*** Opening of RECORDS FOR THIS EXERCISE ***

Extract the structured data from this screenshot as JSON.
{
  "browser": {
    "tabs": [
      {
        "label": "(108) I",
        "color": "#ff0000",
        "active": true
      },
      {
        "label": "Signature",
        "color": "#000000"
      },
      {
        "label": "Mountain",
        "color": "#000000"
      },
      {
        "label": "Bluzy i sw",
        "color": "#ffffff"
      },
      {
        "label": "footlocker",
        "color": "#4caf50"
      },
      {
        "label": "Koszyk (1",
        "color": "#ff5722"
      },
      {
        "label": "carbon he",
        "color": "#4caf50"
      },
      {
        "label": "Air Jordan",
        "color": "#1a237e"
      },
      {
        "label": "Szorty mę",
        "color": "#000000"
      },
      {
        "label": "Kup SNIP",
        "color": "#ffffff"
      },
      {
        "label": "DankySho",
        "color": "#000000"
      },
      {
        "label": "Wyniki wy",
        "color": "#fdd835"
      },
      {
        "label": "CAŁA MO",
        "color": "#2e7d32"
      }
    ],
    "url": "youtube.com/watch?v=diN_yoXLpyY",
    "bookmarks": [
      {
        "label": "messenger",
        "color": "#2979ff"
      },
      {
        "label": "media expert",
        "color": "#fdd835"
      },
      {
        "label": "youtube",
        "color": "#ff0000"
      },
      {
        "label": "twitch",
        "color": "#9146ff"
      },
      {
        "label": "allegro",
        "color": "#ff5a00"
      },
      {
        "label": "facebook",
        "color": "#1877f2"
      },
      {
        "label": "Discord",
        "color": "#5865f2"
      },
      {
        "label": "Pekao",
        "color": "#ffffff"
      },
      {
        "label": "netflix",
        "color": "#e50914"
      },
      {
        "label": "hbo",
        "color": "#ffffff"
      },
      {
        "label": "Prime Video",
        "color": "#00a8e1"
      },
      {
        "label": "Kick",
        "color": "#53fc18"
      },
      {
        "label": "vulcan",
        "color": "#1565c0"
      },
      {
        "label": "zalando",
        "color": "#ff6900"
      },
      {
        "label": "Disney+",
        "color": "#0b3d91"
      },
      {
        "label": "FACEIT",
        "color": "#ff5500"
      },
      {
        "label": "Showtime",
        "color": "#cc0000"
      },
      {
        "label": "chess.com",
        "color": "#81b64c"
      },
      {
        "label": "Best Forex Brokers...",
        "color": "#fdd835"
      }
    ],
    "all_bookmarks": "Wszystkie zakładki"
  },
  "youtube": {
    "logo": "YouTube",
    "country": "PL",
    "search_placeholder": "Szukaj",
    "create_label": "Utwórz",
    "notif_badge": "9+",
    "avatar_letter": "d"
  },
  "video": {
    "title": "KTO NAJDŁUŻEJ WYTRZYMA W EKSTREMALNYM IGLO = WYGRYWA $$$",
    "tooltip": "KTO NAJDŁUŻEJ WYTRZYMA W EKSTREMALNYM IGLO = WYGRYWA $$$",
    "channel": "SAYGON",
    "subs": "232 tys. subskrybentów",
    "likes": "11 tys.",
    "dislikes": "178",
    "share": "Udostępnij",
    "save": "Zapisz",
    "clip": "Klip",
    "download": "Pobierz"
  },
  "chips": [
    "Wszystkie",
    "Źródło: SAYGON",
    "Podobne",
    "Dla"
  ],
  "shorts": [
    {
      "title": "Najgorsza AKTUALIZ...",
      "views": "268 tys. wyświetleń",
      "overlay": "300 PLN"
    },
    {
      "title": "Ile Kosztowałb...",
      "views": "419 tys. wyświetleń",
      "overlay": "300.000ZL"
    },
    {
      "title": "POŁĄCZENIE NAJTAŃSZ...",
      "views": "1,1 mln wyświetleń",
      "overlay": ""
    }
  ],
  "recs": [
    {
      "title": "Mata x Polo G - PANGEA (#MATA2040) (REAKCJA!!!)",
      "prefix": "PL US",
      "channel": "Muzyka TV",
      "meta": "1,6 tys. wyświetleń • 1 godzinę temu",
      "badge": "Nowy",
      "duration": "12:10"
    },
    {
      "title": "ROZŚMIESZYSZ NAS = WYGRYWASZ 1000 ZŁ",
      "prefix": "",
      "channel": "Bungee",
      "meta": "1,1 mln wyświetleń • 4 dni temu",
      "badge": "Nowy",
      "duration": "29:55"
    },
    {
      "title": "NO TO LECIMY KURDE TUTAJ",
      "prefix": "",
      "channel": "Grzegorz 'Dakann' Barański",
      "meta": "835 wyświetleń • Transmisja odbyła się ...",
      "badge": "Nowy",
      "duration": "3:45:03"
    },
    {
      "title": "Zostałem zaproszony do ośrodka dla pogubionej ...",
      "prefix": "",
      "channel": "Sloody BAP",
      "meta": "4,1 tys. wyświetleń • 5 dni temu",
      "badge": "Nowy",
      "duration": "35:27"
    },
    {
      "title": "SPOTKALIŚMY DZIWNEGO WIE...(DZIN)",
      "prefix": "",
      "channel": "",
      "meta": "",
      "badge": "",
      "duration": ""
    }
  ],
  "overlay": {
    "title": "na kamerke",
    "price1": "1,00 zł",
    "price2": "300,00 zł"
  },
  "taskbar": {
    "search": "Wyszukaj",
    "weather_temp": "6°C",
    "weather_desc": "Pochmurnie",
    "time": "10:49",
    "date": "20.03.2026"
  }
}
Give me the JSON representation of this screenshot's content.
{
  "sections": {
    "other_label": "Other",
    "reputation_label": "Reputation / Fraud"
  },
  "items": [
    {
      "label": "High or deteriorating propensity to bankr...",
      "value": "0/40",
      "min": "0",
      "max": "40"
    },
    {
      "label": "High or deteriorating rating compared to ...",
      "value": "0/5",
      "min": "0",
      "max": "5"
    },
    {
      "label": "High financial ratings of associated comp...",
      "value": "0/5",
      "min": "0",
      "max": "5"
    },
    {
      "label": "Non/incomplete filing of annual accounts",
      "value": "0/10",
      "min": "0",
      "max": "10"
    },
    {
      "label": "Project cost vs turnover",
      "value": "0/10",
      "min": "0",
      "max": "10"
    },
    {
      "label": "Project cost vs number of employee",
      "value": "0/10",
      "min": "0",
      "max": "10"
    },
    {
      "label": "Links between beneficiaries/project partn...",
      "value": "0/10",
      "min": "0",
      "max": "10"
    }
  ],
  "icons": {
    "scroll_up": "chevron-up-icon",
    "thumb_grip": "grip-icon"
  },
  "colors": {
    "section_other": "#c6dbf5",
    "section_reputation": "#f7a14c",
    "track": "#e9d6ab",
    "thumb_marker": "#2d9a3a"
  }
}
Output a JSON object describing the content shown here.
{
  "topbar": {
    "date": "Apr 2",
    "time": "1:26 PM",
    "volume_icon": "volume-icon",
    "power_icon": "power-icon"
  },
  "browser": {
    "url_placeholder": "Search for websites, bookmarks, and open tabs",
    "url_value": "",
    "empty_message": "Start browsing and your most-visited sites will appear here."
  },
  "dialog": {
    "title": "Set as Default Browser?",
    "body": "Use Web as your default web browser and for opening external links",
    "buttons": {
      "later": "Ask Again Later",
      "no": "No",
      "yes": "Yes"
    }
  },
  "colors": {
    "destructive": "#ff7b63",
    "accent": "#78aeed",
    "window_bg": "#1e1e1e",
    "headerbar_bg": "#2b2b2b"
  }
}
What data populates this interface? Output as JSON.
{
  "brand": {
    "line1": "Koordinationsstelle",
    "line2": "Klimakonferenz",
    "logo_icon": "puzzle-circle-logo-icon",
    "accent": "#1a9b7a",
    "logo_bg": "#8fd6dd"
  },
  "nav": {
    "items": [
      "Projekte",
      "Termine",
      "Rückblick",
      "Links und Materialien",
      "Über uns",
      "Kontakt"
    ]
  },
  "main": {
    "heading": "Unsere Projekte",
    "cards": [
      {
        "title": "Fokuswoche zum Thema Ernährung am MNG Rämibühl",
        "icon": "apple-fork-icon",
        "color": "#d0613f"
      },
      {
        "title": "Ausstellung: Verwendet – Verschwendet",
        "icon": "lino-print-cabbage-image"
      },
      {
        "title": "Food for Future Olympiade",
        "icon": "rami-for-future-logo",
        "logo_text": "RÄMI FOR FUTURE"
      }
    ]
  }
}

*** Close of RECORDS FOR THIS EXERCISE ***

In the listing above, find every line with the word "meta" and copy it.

      "meta": "1,6 tys. wyświetleń • 1 godzinę temu",
      "meta": "1,1 mln wyświetleń • 4 dni temu",
      "meta": "835 wyświetleń • Transmisja odbyła się ...",
      "meta": "4,1 tys. wyświetleń • 5 dni temu",
      "meta": "",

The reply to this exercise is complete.